Putnam resident 1st man to win W.Va. quilting contest
HURRICANE, W.Va. -- An Oriental-themed quilt is one of Jerry Adkins' favorites.
"This gave me my name," he said, while stretching it out and pointing at intricate stitching and piping along its border.
Dozens of quilts line racks in Adkins' Hurricane home -- except, one is missing.
An orange, turquoise and purple quilt now hangs in the Culture Center, purchased by the West Virginia Division of Culture and History after Adkins won the annual juried quilting competition.
It's the first winning quilt made by a man, and it was the first one Adkins had designed himself, rather than using a pattern.
"The idea that quilting is a woman's thing is so wrong," he said. "At [quilting] conventions, you see men grabbing the fabric, too."
The special judge, Linda McCuean, wrote on his scoring sheet that the quilt was, "a great combination of warm and cool colors," and "visual excitement."
Winning first place in the piecing category, best of show and the purchase award, where the Culture Center buys the quilt, is "the dream," Adkins said, having entered in the past and won other awards, but never top honors.
McCuean, an award-winning quilter and instructor from New Galilee, Pa., has been quilting for more than 30 years.

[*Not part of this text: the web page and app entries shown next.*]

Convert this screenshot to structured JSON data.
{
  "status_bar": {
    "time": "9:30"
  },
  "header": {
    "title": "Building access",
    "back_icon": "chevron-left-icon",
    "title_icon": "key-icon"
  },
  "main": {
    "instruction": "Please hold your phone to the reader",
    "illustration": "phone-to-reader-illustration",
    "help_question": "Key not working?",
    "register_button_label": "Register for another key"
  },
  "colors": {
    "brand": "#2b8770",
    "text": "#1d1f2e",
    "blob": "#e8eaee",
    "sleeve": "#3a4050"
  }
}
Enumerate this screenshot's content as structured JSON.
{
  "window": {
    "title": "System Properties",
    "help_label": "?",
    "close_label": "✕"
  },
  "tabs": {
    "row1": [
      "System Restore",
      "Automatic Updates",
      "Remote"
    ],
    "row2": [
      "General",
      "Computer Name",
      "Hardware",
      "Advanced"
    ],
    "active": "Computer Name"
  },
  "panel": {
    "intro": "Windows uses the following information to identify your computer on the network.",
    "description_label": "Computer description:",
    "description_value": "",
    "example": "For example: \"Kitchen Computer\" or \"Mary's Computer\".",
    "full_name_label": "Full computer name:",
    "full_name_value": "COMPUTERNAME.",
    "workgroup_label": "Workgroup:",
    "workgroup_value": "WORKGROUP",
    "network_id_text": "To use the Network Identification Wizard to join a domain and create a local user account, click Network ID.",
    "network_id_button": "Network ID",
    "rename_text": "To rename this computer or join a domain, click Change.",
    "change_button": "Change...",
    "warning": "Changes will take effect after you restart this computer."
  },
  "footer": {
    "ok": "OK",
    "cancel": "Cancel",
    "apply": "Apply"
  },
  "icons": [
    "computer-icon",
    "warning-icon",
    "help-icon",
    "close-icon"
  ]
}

"The use of illustrious fabrics adds interest," she wrote about Adkins quilt.
His winning quilt includes a silk border and pieces of purple satin.

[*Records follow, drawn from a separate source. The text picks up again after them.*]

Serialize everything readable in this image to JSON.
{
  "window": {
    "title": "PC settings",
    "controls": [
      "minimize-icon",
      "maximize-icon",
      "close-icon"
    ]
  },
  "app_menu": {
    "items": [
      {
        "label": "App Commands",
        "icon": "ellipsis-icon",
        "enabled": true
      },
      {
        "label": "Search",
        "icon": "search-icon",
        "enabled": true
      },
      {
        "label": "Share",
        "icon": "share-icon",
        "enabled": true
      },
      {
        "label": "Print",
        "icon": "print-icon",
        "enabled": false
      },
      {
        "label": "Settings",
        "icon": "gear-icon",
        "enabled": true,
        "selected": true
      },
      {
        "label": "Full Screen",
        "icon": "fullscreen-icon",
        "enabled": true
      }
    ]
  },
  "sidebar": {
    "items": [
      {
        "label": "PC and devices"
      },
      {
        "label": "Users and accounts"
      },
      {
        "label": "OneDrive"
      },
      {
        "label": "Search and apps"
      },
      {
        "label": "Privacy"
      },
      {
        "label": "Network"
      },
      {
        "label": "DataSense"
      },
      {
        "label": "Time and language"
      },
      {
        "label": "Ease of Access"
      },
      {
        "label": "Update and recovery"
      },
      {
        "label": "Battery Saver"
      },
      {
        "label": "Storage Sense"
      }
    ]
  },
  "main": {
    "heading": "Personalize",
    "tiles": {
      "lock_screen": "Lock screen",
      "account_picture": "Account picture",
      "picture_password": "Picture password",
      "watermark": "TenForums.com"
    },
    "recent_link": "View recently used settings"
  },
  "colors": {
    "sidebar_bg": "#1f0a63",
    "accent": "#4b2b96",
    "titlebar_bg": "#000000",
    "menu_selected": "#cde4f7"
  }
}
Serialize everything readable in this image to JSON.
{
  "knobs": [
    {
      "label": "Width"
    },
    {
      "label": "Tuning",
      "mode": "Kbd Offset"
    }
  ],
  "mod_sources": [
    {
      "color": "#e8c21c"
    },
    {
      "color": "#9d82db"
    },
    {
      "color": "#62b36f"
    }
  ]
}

"I love to work with silk, because it just glistens," he said. "Some of the purple is satin, which I'll never do again -- it slides on you really hard."
Adkins considers choosing the fabric for a quilt his specialty.
"Women will come up to me in fabric stores and say 'will you help me pick out this, and pick out that'," he said. "I take that as a big compliment."
As a longtime hairdresser and former interior designer, Adkins learned to quilt from his wife about five years ago.
"I'm an artist. I have to have art in my life," he said. "Before I became a hairdresser, I wanted to design wallpaper or fabric, but I only had enough money to go to beauty school."
Adkins' wife, Dawn, just smiles and laughs at the talent she has created. She now focuses more on needlepoint, which is displayed on several pillows throughout their home.
"Before, when we needed a gift, my wife would always make a quilt," he said. "But now, I can."
Standing next to a window with sun streaming in on his worktable, Adkins lines up nine shades of blue fabric for the latest quilt he's working on. He still needs to find six more variations of blue pieces.
"I need 15," he said, working on one triangular piece that takes 30 minutes to prepare.
Entering his quilts in competitions has allowed him to, "slow down and not mass produce."
"I really enjoy doing it. When I sit down and start quilting, I forget the whole world," he said. "Quilting is just nothing but love."
Reach Kate White at firstname.lastname@example.org or 304-348-1723.